Pressure on Arafat

Even as violence looks set to escalate in the coming days, Yasser Arafat is also facing mounting pressure from his own people to rein in Palestinian shooters. The mayors of Bethlehem, Beit Jalla and surrounding Palestinian areas have implored the Palestinian leader to ensure that gunmen stop using their residential neighborhoods for cover from which to fire on the Israelis. Residents of Beit Jalla have made no secret of their unhappiness with the continued shooting from the neighborhood towards the adjacent Israeli neighborhood of Gilo, believing that Palestinians are gaining nothing for the heavy price they're being forced to pay when the Israelis retaliate with tank and machine-gun fire. Arafat appears to have heeded their pleas by stepping up patrols to stop shooters, but the incident may be symptomatic of a creeping intifada fatigue among many West Bank Palestinians. Many ordinary Palestinians are beginning to complain that they're suffering tremendous casualties and economic deprivations in pursuit of goals that remain undefined.

Arafat may have started the week brandishing a machine pistol as a theatrical form of identifying himself with the "struggle," but many Palestinian militiamen are reportedly under no illusion that when he decides to return to the negotiating table, they'll be blacklisted by the Palestinian Authority. And, of course, the PA's record of corruption makes many ordinary Palestinians skeptical about how much of the aid currently being promised by the West and the Arab world will ever reach the Palestinian street.

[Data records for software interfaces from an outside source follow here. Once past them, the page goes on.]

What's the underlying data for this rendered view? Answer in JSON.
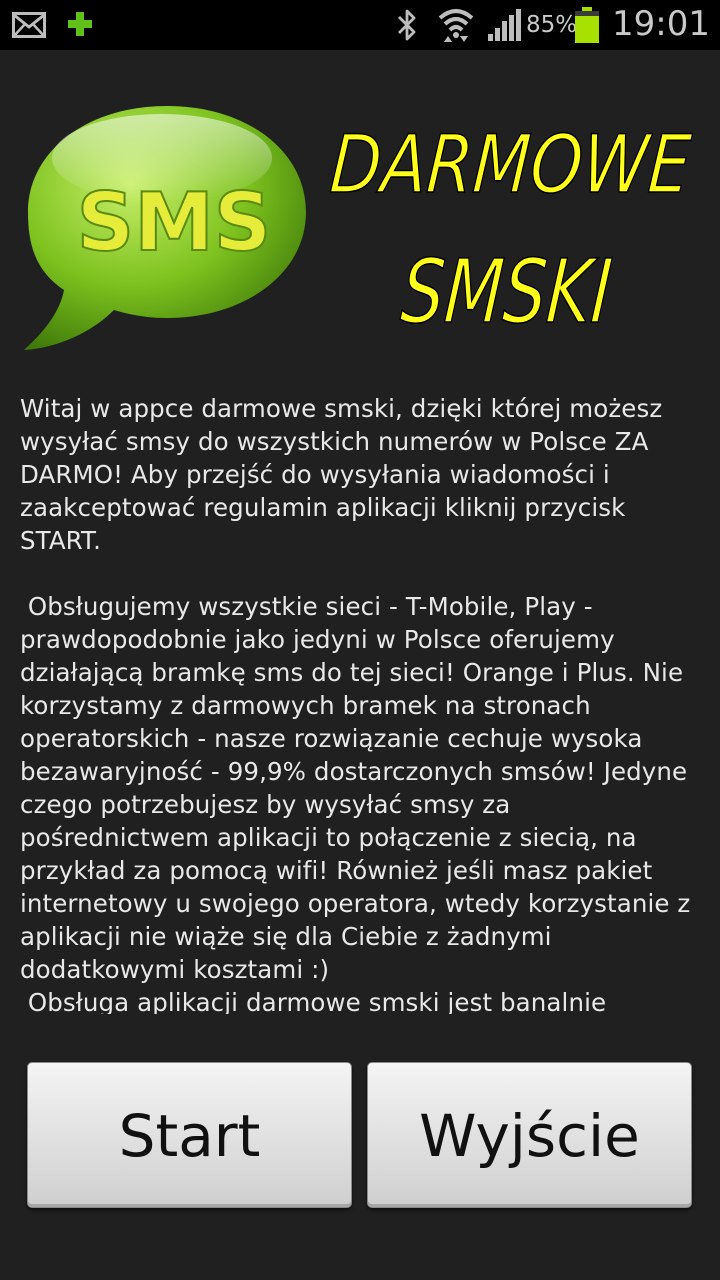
{
  "status_bar": {
    "battery_percent": "85%",
    "time": "19:01",
    "icons": [
      "mail-icon",
      "plus-icon",
      "bluetooth-icon",
      "wifi-icon",
      "signal-icon",
      "battery-icon"
    ],
    "battery_level": 0.85,
    "battery_color": "#a8e000"
  },
  "logo": {
    "badge_text": "SMS",
    "title_line1": "DARMOWE",
    "title_line2": "SMSKI",
    "bubble_color": "#7dc21e",
    "title_color": "#ffff1a"
  },
  "description": {
    "paragraph1": "Witaj w appce darmowe smski, dzięki której możesz wysyłać smsy do wszystkich numerów w Polsce ZA DARMO! Aby przejść do wysyłania wiadomości i zaakceptować regulamin aplikacji kliknij przycisk START.",
    "paragraph2": " Obsługujemy wszystkie sieci - T-Mobile, Play - prawdopodobnie jako jedyni w Polsce oferujemy działającą bramkę sms do tej sieci! Orange i Plus. Nie korzystamy z darmowych bramek na stronach operatorskich - nasze rozwiązanie cechuje wysoka bezawaryjność - 99,9% dostarczonych smsów! Jedyne czego potrzebujesz by wysyłać smsy za pośrednictwem aplikacji to połączenie z siecią, na przykład za pomocą wifi! Również jeśli masz pakiet internetowy u swojego operatora, wtedy korzystanie z aplikacji nie wiąże się dla Ciebie z żadnymi dodatkowymi kosztami :)",
    "paragraph3": " Obsługa aplikacji darmowe smski jest banalnie"
  },
  "buttons": {
    "start_label": "Start",
    "exit_label": "Wyjście"
  }
}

But Israel, rather than Arafat, is the focus of most Palestinian anger — and the economic blockade and the heavy handed response of Israeli troops is only deepening their rage. That dims Ehud Barak's already slim prospects of achieving the pre-election peace deal that may be his last hope of holding off the challenge of Benjamin Netanyahu, and also nurtures Hamas, Islamic Jihad an other radical elements who have no interest in negotiating a peace agreement. So with an intifada in full swing, the right-wing Likud party poised to return to power and most of the Israeli-Palestinian negotiations still underway happening in secret, President Clinton may have to scrap Middle East peace from his legacy talking points.